_Activity_
Report each line of the data that contains the string "receiving".
(Beginning of Extracted entries)
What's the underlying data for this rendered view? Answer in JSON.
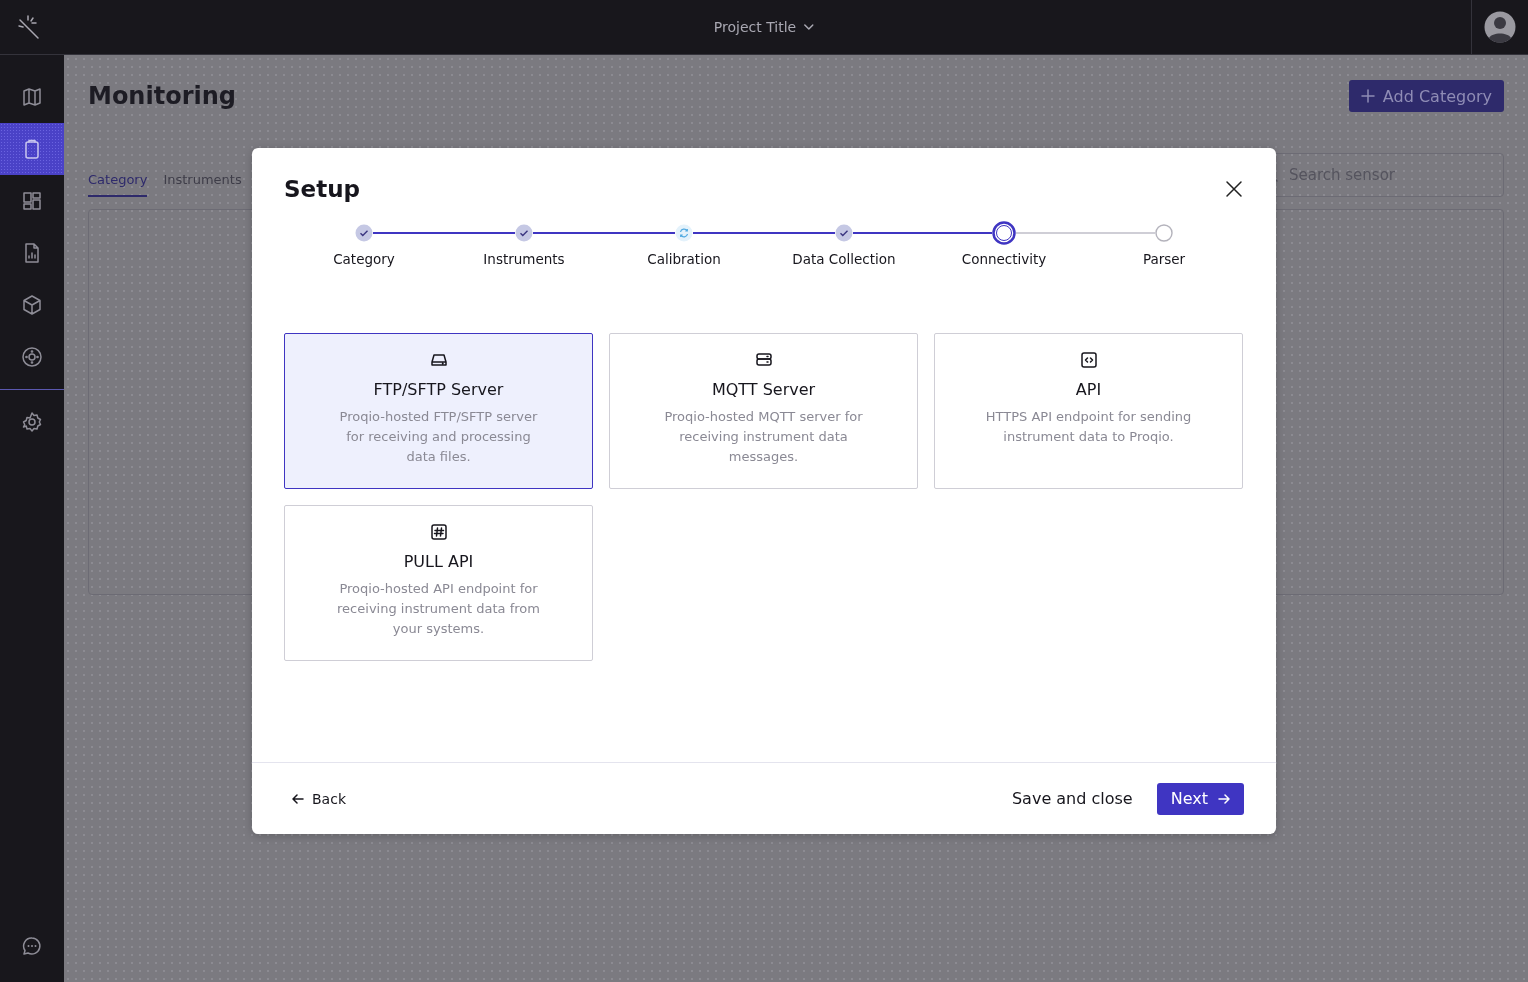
{
  "topbar": {
    "project_title": "Project Title"
  },
  "sidebar": {
    "items": [
      {
        "selected": false
      },
      {
        "selected": true
      },
      {
        "selected": false
      },
      {
        "selected": false
      },
      {
        "selected": false
      },
      {
        "selected": false
      }
    ]
  },
  "page": {
    "title": "Monitoring",
    "add_button": "Add Category",
    "tabs": [
      {
        "label": "Category",
        "selected": true
      },
      {
        "label": "Instruments",
        "selected": false
      }
    ],
    "search": {
      "placeholder": "Search sensor"
    }
  },
  "modal": {
    "title": "Setup",
    "steps": [
      {
        "label": "Category",
        "completed": true,
        "in_progress": false,
        "current": false
      },
      {
        "label": "Instruments",
        "completed": true,
        "in_progress": false,
        "current": false
      },
      {
        "label": "Calibration",
        "completed": false,
        "in_progress": true,
        "current": false
      },
      {
        "label": "Data Collection",
        "completed": true,
        "in_progress": false,
        "current": false
      },
      {
        "label": "Connectivity",
        "completed": false,
        "in_progress": false,
        "current": true
      },
      {
        "label": "Parser",
        "completed": false,
        "in_progress": false,
        "current": false
      }
    ],
    "options": [
      {
        "title": "FTP/SFTP Server",
        "description": "Proqio-hosted FTP/SFTP server for receiving and processing data files.",
        "selected": true
      },
      {
        "title": "MQTT Server",
        "description": "Proqio-hosted MQTT server for receiving instrument data messages.",
        "selected": false
      },
      {
        "title": "API",
        "description": "HTTPS API endpoint for sending instrument data to Proqio.",
        "selected": false
      },
      {
        "title": "PULL API",
        "description": "Proqio-hosted API endpoint for receiving instrument data from your systems.",
        "selected": false
      }
    ],
    "back": "Back",
    "save": "Save and close",
    "next": "Next"
  }
}
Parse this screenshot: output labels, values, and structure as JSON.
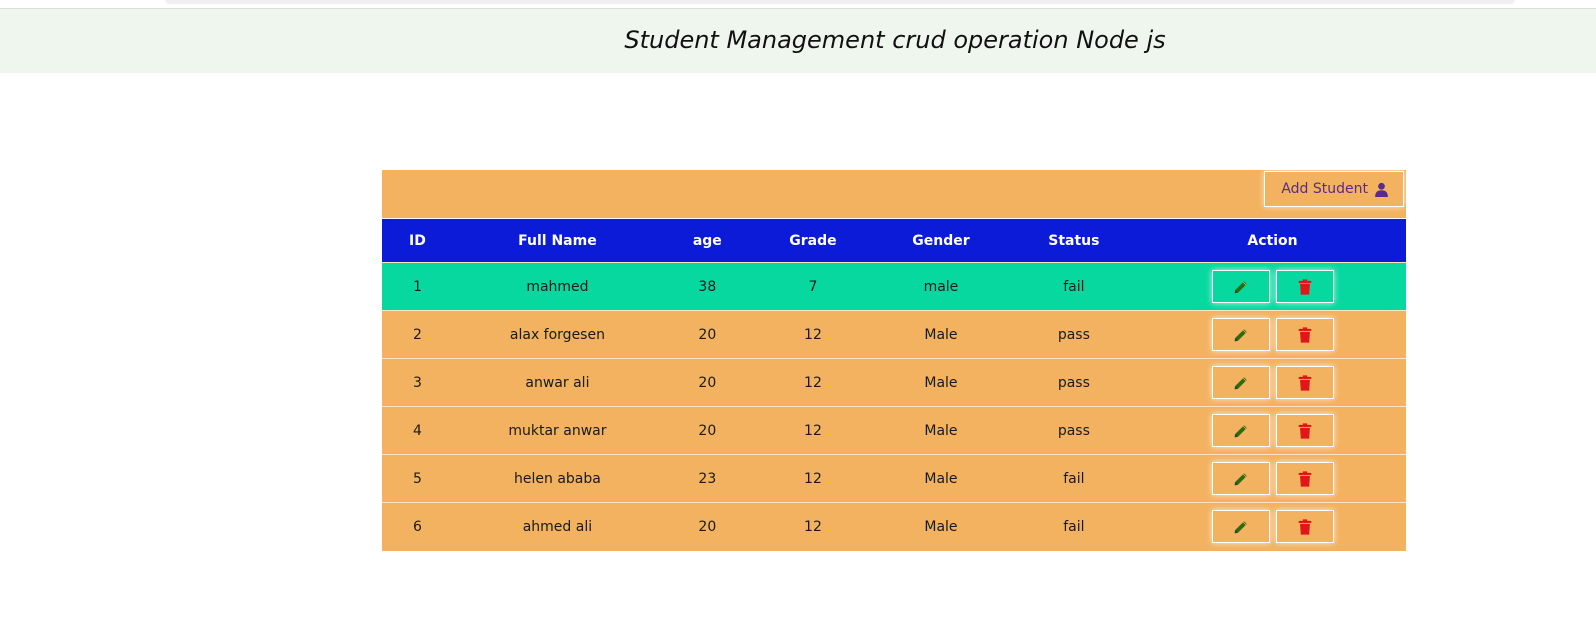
{
  "header": {
    "title": "Student Management crud operation Node js"
  },
  "toolbar": {
    "add_label": "Add Student"
  },
  "table": {
    "columns": [
      "ID",
      "Full Name",
      "age",
      "Grade",
      "Gender",
      "Status",
      "Action"
    ],
    "rows": [
      [
        "1",
        "mahmed",
        "38",
        "7",
        "male",
        "fail"
      ],
      [
        "2",
        "alax forgesen",
        "20",
        "12",
        "Male",
        "pass"
      ],
      [
        "3",
        "anwar ali",
        "20",
        "12",
        "Male",
        "pass"
      ],
      [
        "4",
        "muktar anwar",
        "20",
        "12",
        "Male",
        "pass"
      ],
      [
        "5",
        "helen ababa",
        "23",
        "12",
        "Male",
        "fail"
      ],
      [
        "6",
        "ahmed ali",
        "20",
        "12",
        "Male",
        "fail"
      ]
    ]
  },
  "icons": {
    "add": "user-icon",
    "edit": "pencil-icon",
    "delete": "trash-icon"
  },
  "colors": {
    "header_banner": "#eef6ee",
    "table_bg": "#f2b25f",
    "table_head": "#0c1bd8",
    "highlight_row": "#06d8a0",
    "edit_icon": "#2e6a12",
    "delete_icon": "#e0161c",
    "add_text": "#5a2a8c"
  }
}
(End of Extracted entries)
_Problem solution_
        "description": "Proqio-hosted FTP/SFTP server for receiving and processing data files.",
        "description": "Proqio-hosted MQTT server for receiving instrument data messages.",
        "description": "Proqio-hosted API endpoint for receiving instrument data from your systems.",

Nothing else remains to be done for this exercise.